-------- Data supplied

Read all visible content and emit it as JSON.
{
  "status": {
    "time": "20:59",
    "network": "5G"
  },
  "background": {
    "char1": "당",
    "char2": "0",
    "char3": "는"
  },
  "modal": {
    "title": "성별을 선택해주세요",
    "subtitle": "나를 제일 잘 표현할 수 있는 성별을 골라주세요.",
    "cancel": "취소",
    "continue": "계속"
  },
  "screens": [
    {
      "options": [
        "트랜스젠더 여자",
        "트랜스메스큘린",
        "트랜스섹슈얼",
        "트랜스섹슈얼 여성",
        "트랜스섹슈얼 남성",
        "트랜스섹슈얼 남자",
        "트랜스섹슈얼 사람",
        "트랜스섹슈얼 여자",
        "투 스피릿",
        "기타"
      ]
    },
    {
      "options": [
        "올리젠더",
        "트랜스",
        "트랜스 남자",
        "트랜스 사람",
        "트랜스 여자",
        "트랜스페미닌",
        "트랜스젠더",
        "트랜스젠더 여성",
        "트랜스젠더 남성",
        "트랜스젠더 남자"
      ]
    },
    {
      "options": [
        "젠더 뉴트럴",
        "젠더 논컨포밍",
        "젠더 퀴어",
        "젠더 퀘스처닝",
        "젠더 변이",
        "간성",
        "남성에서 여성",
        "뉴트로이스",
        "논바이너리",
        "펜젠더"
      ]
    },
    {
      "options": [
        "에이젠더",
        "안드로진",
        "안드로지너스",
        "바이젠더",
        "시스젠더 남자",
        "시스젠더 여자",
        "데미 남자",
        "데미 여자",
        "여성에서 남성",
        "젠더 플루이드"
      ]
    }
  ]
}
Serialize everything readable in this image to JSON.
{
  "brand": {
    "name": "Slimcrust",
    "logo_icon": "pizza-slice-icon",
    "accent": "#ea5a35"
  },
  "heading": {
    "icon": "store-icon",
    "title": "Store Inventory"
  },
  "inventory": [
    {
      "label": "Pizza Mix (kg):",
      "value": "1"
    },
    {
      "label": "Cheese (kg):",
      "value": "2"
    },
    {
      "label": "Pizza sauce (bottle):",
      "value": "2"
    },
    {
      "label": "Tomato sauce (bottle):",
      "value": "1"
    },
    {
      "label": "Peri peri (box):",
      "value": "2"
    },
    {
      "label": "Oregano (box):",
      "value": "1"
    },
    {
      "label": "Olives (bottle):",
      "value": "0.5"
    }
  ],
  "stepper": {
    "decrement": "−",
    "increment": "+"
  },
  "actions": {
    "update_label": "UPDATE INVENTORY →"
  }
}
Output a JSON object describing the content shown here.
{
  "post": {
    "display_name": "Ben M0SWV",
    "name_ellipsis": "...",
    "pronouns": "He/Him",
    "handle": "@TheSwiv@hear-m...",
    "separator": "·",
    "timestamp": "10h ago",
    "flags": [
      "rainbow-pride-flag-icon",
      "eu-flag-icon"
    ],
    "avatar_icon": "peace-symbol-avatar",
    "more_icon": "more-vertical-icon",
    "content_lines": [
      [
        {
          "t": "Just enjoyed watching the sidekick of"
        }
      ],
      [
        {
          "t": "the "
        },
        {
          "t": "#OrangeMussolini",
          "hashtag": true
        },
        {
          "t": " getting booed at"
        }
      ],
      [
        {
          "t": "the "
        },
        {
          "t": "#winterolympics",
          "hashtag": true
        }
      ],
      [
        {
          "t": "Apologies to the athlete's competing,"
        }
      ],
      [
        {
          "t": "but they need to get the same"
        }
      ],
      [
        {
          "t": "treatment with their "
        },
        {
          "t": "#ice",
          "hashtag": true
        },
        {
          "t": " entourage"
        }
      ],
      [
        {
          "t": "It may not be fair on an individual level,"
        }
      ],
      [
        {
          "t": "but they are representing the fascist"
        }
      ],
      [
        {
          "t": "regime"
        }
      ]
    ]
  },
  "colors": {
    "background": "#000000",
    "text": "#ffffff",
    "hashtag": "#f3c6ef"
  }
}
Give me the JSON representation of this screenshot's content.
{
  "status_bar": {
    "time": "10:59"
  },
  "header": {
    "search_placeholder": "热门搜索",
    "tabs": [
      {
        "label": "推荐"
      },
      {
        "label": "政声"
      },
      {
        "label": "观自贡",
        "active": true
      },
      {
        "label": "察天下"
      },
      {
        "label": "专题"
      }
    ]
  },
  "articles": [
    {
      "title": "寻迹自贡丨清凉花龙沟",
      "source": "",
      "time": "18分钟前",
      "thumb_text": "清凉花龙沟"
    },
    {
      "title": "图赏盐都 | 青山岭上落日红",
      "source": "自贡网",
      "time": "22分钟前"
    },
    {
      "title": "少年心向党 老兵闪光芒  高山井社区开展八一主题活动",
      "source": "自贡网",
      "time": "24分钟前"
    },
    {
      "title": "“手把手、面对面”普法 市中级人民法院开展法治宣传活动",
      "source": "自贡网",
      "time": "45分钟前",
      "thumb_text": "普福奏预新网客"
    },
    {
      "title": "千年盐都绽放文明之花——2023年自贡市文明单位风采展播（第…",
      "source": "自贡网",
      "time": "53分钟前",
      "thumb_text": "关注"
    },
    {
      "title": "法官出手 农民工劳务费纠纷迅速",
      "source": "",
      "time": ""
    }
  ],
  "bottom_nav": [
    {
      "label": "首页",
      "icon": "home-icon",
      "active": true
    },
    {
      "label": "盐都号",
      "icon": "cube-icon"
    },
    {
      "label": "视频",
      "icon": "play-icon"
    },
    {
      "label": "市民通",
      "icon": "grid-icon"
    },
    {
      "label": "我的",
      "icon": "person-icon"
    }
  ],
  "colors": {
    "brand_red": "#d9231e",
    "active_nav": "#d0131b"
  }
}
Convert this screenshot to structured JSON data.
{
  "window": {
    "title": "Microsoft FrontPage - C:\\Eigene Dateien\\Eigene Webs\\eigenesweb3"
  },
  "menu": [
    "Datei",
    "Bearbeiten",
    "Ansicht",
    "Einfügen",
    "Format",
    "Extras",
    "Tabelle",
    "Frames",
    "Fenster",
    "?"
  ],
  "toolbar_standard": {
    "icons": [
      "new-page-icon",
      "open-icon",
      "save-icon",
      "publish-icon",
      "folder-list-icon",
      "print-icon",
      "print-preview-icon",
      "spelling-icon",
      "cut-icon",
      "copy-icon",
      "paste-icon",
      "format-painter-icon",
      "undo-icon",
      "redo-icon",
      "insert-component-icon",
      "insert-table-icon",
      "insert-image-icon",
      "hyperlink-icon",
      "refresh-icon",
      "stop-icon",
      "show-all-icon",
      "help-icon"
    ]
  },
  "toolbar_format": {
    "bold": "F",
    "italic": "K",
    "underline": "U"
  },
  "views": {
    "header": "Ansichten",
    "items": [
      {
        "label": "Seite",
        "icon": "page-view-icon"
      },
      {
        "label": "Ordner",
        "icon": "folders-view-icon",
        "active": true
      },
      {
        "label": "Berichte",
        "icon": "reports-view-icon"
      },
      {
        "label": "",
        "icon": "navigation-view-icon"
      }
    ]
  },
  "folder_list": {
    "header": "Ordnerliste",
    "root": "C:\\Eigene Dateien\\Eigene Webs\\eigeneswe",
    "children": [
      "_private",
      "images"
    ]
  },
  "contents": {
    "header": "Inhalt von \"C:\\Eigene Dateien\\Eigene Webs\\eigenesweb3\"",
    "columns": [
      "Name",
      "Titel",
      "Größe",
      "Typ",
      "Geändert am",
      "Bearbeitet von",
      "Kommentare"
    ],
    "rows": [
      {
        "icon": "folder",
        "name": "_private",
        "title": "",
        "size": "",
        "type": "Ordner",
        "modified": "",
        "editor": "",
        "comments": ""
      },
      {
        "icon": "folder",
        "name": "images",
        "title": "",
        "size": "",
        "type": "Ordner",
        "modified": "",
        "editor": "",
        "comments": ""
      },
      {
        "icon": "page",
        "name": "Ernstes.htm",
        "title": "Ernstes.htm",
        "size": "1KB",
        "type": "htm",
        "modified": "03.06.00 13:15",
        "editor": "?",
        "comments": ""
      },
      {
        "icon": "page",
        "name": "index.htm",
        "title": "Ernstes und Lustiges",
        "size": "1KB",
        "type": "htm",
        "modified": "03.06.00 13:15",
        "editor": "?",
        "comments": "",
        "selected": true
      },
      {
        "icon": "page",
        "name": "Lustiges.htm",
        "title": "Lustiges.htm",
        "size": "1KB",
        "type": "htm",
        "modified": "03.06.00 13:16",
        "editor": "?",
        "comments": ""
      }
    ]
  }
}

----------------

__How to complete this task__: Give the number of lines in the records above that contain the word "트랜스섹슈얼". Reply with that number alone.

__Solution to this problem__: 6